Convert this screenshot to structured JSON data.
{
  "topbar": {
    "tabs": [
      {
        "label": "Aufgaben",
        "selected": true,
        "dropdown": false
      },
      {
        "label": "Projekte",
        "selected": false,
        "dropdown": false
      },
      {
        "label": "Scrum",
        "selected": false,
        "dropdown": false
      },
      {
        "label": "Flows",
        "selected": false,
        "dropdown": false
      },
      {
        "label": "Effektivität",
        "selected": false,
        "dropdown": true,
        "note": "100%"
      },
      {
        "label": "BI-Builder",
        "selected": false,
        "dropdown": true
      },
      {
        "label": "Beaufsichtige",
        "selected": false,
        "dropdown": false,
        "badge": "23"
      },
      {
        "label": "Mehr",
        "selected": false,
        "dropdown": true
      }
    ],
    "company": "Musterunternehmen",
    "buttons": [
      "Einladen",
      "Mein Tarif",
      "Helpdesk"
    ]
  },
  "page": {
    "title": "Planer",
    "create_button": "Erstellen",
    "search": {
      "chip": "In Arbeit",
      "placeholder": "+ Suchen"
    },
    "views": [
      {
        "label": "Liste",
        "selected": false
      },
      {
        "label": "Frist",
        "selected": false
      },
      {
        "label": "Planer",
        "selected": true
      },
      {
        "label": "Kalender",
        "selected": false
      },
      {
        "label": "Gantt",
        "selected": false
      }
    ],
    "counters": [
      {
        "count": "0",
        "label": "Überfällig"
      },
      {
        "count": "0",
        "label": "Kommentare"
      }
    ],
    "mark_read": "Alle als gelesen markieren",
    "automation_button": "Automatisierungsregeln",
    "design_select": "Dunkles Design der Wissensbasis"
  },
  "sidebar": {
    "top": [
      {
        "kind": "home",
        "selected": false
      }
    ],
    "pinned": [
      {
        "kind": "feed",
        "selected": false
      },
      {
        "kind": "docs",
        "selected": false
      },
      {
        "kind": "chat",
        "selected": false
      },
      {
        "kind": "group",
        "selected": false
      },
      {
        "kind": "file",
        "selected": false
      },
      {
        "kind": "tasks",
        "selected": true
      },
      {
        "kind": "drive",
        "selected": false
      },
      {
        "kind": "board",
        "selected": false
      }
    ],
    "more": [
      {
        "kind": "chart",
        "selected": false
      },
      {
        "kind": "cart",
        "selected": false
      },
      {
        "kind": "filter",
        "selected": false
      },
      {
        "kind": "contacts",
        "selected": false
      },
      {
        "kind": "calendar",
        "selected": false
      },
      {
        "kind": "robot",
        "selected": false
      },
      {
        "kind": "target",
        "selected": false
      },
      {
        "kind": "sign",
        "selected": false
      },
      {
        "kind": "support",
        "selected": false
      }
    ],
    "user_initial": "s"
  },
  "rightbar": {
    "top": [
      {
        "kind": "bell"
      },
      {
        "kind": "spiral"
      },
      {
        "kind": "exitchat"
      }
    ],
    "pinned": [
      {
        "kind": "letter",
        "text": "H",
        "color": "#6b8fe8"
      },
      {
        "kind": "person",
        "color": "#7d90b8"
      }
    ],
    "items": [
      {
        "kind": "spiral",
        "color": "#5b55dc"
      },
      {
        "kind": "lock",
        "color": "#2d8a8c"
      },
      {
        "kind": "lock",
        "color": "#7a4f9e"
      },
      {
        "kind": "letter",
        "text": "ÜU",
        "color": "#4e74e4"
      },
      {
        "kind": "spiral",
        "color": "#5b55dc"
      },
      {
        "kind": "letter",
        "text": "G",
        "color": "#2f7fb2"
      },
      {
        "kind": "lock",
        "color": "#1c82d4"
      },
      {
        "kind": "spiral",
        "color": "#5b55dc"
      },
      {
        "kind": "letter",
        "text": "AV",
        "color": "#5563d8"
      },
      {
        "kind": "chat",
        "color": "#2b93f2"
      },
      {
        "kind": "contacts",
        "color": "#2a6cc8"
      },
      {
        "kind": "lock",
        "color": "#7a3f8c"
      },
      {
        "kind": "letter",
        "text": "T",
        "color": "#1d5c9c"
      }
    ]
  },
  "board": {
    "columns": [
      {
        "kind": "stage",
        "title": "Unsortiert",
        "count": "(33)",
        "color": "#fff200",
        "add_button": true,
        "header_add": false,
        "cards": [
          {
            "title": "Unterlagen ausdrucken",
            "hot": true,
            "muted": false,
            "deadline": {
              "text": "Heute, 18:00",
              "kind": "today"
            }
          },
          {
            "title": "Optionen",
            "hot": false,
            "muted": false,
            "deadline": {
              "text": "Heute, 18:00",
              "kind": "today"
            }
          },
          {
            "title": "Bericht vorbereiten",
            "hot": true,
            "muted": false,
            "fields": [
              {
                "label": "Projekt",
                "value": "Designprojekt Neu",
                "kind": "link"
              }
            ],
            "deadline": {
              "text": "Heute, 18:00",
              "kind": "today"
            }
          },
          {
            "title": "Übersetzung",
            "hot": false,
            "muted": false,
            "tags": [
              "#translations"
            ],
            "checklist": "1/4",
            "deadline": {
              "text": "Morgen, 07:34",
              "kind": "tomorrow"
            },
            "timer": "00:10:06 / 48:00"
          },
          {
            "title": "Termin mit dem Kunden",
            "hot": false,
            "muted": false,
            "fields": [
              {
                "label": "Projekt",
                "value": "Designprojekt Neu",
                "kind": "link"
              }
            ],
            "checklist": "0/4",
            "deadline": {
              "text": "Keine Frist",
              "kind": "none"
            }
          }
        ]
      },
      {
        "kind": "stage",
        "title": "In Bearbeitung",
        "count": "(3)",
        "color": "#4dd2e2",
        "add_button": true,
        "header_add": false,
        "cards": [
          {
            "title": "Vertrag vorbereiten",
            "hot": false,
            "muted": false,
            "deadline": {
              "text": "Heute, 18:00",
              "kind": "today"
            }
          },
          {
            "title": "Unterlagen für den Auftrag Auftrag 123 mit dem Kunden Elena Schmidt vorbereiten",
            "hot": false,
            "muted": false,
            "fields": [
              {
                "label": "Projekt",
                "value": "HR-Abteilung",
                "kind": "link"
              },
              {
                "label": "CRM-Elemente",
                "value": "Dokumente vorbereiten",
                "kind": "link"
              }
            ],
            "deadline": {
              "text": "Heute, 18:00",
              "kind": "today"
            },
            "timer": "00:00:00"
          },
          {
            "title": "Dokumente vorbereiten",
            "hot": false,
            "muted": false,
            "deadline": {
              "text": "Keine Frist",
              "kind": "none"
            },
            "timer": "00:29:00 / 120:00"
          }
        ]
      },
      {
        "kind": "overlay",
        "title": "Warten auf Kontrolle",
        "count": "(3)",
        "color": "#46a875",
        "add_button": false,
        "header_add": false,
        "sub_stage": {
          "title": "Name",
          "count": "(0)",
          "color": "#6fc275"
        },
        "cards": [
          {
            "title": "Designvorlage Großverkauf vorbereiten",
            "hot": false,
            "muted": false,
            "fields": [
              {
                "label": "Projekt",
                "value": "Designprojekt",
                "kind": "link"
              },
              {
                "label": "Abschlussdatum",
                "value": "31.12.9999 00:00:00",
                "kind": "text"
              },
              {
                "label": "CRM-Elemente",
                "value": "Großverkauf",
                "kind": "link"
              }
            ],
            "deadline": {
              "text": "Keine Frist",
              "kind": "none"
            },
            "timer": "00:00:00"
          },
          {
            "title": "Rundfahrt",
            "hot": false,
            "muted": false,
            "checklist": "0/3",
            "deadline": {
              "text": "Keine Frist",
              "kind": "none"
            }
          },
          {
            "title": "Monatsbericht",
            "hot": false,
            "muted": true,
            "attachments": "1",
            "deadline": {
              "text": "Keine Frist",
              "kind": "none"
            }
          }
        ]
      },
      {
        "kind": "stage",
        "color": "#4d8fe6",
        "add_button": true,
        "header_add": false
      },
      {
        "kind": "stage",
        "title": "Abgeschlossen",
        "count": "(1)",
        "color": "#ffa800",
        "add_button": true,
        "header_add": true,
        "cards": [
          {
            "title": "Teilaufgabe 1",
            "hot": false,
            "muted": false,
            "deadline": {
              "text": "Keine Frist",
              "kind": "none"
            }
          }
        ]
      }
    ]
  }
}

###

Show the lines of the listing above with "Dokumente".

                "value": "Dokumente vorbereiten",
            "title": "Dokumente vorbereiten",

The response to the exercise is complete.